● **WHAT IS NEEDED**: Without the images, set down each entry exactly.

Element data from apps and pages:
☆ ☆ ☆

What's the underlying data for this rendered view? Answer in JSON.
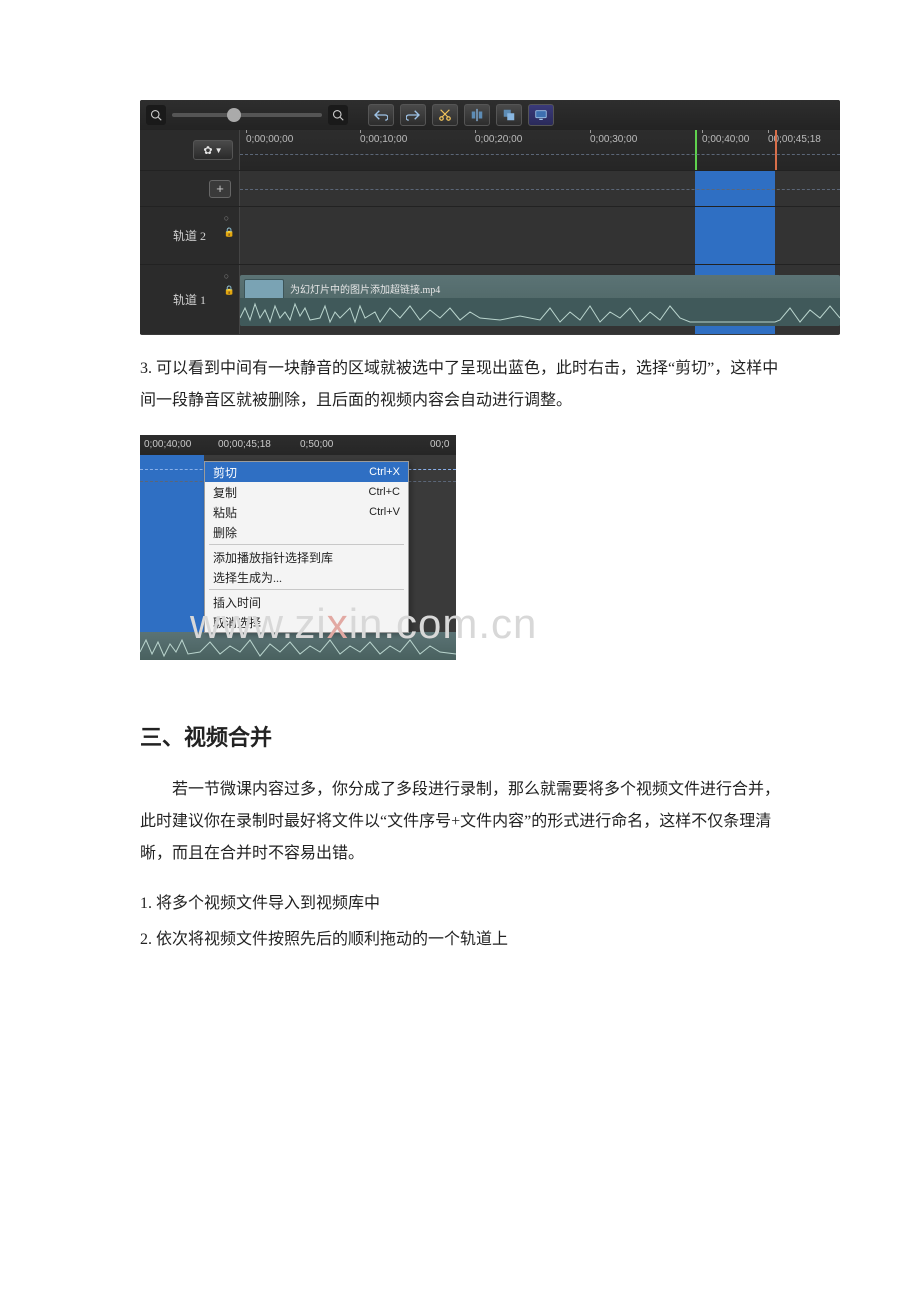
{
  "shot1": {
    "ruler_ticks": [
      "0;00;00;00",
      "0;00;10;00",
      "0;00;20;00",
      "0;00;30;00",
      "0;00;40;00",
      "00;00;45;18"
    ],
    "track2_label": "轨道 2",
    "track1_label": "轨道 1",
    "clip_title": "为幻灯片中的图片添加超链接.mp4"
  },
  "para_after_shot1": "3. 可以看到中间有一块静音的区域就被选中了呈现出蓝色，此时右击，选择“剪切”，这样中间一段静音区就被删除，且后面的视频内容会自动进行调整。",
  "shot2": {
    "ruler_ticks": [
      "0;00;40;00",
      "00;00;45;18",
      "0;50;00",
      "00;0"
    ],
    "menu": {
      "cut": "剪切",
      "cut_sc": "Ctrl+X",
      "copy": "复制",
      "copy_sc": "Ctrl+C",
      "paste": "粘贴",
      "paste_sc": "Ctrl+V",
      "delete": "删除",
      "add_marker": "添加播放指针选择到库",
      "gen_select": "选择生成为...",
      "insert_time": "插入时间",
      "cancel_sel": "取消选择"
    }
  },
  "watermark": "www.zixin.com.cn",
  "section_title": "三、视频合并",
  "para1": "　　若一节微课内容过多，你分成了多段进行录制，那么就需要将多个视频文件进行合并，此时建议你在录制时最好将文件以“文件序号+文件内容”的形式进行命名，这样不仅条理清晰，而且在合并时不容易出错。",
  "li1": "1. 将多个视频文件导入到视频库中",
  "li2": "2. 依次将视频文件按照先后的顺利拖动的一个轨道上"
}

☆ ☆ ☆

● **SOLUTION TO THE EXERCISE**:
What's the underlying data for this rendered view? Answer in JSON.
{
  "shot1": {
    "ruler_ticks": [
      "0;00;00;00",
      "0;00;10;00",
      "0;00;20;00",
      "0;00;30;00",
      "0;00;40;00",
      "00;00;45;18"
    ],
    "track2_label": "轨道 2",
    "track1_label": "轨道 1",
    "clip_title": "为幻灯片中的图片添加超链接.mp4"
  },
  "para_after_shot1": "3. 可以看到中间有一块静音的区域就被选中了呈现出蓝色，此时右击，选择“剪切”，这样中间一段静音区就被删除，且后面的视频内容会自动进行调整。",
  "shot2": {
    "ruler_ticks": [
      "0;00;40;00",
      "00;00;45;18",
      "0;50;00",
      "00;0"
    ],
    "menu": {
      "cut": "剪切",
      "cut_sc": "Ctrl+X",
      "copy": "复制",
      "copy_sc": "Ctrl+C",
      "paste": "粘贴",
      "paste_sc": "Ctrl+V",
      "delete": "删除",
      "add_marker": "添加播放指针选择到库",
      "gen_select": "选择生成为...",
      "insert_time": "插入时间",
      "cancel_sel": "取消选择"
    }
  },
  "watermark": "www.zixin.com.cn",
  "section_title": "三、视频合并",
  "para1": "　　若一节微课内容过多，你分成了多段进行录制，那么就需要将多个视频文件进行合并，此时建议你在录制时最好将文件以“文件序号+文件内容”的形式进行命名，这样不仅条理清晰，而且在合并时不容易出错。",
  "li1": "1. 将多个视频文件导入到视频库中",
  "li2": "2. 依次将视频文件按照先后的顺利拖动的一个轨道上"
}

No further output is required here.